**TASK GOAL**
Reproduce the data in full, exactly as given, leaving images out.

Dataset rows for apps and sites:
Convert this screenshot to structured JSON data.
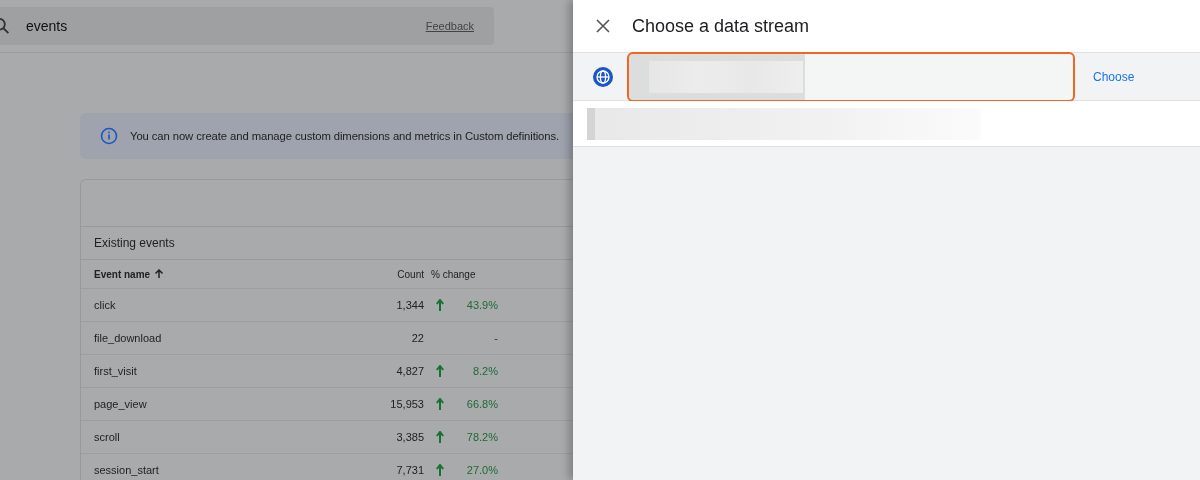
{
  "search": {
    "value": "events",
    "feedback": "Feedback"
  },
  "banner": {
    "text": "You can now create and manage custom dimensions and metrics in Custom definitions."
  },
  "table": {
    "title": "Existing events",
    "columns": [
      {
        "label": "Event name",
        "sorted": true
      },
      {
        "label": "Count",
        "sorted": false
      },
      {
        "label": "% change",
        "sorted": false
      }
    ],
    "rows": [
      {
        "name": "click",
        "count": "1,344",
        "rising": true,
        "change": "43.9%"
      },
      {
        "name": "file_download",
        "count": "22",
        "rising": false,
        "change": "-"
      },
      {
        "name": "first_visit",
        "count": "4,827",
        "rising": true,
        "change": "8.2%"
      },
      {
        "name": "page_view",
        "count": "15,953",
        "rising": true,
        "change": "66.8%"
      },
      {
        "name": "scroll",
        "count": "3,385",
        "rising": true,
        "change": "78.2%"
      },
      {
        "name": "session_start",
        "count": "7,731",
        "rising": true,
        "change": "27.0%"
      }
    ]
  },
  "panel": {
    "title": "Choose a data stream",
    "streams": [
      {
        "kind": "web",
        "action": "Choose",
        "highlighted": true
      },
      {
        "kind": "hidden",
        "highlighted": false
      }
    ]
  }
}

**RESULT OF THE EXERCISE**
Convert this screenshot to structured JSON data.
{
  "search": {
    "value": "events",
    "feedback": "Feedback"
  },
  "banner": {
    "text": "You can now create and manage custom dimensions and metrics in Custom definitions."
  },
  "table": {
    "title": "Existing events",
    "columns": [
      {
        "label": "Event name",
        "sorted": true
      },
      {
        "label": "Count",
        "sorted": false
      },
      {
        "label": "% change",
        "sorted": false
      }
    ],
    "rows": [
      {
        "name": "click",
        "count": "1,344",
        "rising": true,
        "change": "43.9%"
      },
      {
        "name": "file_download",
        "count": "22",
        "rising": false,
        "change": "-"
      },
      {
        "name": "first_visit",
        "count": "4,827",
        "rising": true,
        "change": "8.2%"
      },
      {
        "name": "page_view",
        "count": "15,953",
        "rising": true,
        "change": "66.8%"
      },
      {
        "name": "scroll",
        "count": "3,385",
        "rising": true,
        "change": "78.2%"
      },
      {
        "name": "session_start",
        "count": "7,731",
        "rising": true,
        "change": "27.0%"
      }
    ]
  },
  "panel": {
    "title": "Choose a data stream",
    "streams": [
      {
        "kind": "web",
        "action": "Choose",
        "highlighted": true
      },
      {
        "kind": "hidden",
        "highlighted": false
      }
    ]
  }
}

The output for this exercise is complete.